--- Record extracts Enclosed Below ---

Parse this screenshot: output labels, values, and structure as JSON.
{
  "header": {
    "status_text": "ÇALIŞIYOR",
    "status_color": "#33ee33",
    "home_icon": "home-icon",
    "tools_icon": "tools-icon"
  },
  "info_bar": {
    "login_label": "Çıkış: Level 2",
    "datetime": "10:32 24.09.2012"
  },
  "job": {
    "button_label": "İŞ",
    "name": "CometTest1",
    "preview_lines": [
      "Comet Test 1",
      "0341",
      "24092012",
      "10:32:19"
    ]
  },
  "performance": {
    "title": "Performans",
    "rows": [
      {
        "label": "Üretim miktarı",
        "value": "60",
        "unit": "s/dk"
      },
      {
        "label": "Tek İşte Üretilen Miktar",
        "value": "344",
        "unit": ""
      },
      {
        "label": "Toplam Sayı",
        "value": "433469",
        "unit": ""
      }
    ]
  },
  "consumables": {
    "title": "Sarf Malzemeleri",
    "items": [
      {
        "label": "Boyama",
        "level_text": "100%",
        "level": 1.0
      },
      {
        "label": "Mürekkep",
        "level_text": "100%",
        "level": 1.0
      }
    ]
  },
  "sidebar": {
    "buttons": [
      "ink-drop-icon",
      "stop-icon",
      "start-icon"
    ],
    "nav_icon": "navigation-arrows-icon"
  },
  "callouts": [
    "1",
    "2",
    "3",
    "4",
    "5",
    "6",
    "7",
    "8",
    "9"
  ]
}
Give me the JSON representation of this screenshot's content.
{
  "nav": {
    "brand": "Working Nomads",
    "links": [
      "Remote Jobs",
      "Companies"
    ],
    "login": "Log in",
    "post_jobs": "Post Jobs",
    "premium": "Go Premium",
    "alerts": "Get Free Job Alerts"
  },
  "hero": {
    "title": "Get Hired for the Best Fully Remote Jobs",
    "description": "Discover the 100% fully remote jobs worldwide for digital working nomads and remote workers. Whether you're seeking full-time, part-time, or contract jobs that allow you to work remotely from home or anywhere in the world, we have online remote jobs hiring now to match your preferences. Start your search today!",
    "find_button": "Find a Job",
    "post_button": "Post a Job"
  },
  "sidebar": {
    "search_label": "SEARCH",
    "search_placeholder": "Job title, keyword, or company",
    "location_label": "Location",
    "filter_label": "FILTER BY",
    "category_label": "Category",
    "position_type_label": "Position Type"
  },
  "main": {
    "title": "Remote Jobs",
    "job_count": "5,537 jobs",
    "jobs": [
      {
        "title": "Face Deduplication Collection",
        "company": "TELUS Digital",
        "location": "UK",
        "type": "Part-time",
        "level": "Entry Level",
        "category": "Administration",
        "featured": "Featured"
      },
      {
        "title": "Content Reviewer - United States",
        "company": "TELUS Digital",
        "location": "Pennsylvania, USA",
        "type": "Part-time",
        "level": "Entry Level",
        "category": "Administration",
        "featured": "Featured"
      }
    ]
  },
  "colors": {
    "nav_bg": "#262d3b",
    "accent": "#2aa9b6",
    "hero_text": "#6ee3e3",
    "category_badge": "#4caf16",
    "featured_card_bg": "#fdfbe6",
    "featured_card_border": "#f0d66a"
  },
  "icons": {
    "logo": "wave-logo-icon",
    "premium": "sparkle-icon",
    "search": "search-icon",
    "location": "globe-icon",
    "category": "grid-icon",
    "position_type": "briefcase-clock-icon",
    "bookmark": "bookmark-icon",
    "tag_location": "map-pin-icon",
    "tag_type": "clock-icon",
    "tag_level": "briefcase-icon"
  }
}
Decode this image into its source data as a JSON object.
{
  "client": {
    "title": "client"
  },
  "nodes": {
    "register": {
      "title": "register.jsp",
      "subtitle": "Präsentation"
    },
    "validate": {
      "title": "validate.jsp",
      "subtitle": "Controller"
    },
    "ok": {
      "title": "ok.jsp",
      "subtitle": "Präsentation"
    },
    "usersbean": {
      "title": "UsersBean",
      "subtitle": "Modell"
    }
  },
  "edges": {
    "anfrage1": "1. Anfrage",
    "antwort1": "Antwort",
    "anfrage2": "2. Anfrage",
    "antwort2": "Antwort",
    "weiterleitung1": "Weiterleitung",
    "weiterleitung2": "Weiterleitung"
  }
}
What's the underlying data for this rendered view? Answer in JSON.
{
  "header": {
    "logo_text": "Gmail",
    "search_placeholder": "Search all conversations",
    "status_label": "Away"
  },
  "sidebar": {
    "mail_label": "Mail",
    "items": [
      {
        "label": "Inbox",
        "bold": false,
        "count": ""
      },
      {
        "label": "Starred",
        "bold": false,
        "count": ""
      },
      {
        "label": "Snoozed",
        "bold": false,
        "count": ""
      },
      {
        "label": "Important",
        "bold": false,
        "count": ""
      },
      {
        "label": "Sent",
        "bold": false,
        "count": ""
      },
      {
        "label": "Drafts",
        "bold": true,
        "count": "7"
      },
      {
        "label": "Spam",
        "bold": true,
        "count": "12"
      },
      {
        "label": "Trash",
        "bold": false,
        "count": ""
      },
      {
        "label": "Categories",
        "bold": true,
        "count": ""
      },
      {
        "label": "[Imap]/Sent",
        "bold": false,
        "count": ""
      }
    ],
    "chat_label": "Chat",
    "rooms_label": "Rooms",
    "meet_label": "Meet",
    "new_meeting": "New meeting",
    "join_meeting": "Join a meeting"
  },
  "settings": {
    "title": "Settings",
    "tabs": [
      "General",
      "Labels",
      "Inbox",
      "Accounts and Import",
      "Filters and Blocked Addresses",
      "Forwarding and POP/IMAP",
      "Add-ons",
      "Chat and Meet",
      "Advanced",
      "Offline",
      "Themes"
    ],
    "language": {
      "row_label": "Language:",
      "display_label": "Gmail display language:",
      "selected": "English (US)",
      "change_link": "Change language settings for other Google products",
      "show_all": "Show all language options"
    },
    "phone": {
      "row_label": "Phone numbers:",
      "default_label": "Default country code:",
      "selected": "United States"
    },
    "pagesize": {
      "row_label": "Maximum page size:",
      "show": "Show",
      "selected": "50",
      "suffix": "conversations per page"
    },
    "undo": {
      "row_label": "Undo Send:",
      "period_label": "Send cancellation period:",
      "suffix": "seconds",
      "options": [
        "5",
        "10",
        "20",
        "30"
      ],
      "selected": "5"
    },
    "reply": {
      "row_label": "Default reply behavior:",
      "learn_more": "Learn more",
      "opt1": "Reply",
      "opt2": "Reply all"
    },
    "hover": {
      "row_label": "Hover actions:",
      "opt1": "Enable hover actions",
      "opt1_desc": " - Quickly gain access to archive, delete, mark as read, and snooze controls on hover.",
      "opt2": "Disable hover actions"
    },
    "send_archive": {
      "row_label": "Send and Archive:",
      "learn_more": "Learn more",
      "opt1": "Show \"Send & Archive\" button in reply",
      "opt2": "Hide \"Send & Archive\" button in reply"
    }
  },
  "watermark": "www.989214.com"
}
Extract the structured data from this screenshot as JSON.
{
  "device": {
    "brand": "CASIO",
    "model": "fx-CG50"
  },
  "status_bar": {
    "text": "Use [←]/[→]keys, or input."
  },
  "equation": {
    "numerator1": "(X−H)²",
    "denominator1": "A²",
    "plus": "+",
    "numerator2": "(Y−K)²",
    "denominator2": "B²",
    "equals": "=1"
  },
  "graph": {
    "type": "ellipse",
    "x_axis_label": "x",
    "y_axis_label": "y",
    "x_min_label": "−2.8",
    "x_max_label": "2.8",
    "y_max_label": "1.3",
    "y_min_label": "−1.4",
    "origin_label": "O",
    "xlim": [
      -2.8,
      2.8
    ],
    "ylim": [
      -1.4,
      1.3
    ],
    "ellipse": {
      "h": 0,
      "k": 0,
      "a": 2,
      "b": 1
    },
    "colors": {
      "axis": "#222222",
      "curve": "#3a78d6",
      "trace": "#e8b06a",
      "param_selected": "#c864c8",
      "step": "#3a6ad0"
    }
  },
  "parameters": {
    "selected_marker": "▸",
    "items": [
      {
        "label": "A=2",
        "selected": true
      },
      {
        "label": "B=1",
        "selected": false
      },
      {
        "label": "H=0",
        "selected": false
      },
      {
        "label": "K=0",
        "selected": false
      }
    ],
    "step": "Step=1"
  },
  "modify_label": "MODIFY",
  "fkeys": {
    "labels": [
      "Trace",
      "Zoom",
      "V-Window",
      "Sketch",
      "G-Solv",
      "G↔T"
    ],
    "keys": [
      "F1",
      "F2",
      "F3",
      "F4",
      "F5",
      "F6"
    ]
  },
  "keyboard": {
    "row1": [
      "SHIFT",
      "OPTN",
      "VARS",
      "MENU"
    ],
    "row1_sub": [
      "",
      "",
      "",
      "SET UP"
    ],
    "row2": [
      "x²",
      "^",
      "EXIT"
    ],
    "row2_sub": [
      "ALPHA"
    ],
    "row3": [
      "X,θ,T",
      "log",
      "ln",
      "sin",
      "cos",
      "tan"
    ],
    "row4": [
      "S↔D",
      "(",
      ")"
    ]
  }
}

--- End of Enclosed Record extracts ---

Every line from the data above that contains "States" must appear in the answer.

        "title": "Content Reviewer - United States",
      "selected": "United States"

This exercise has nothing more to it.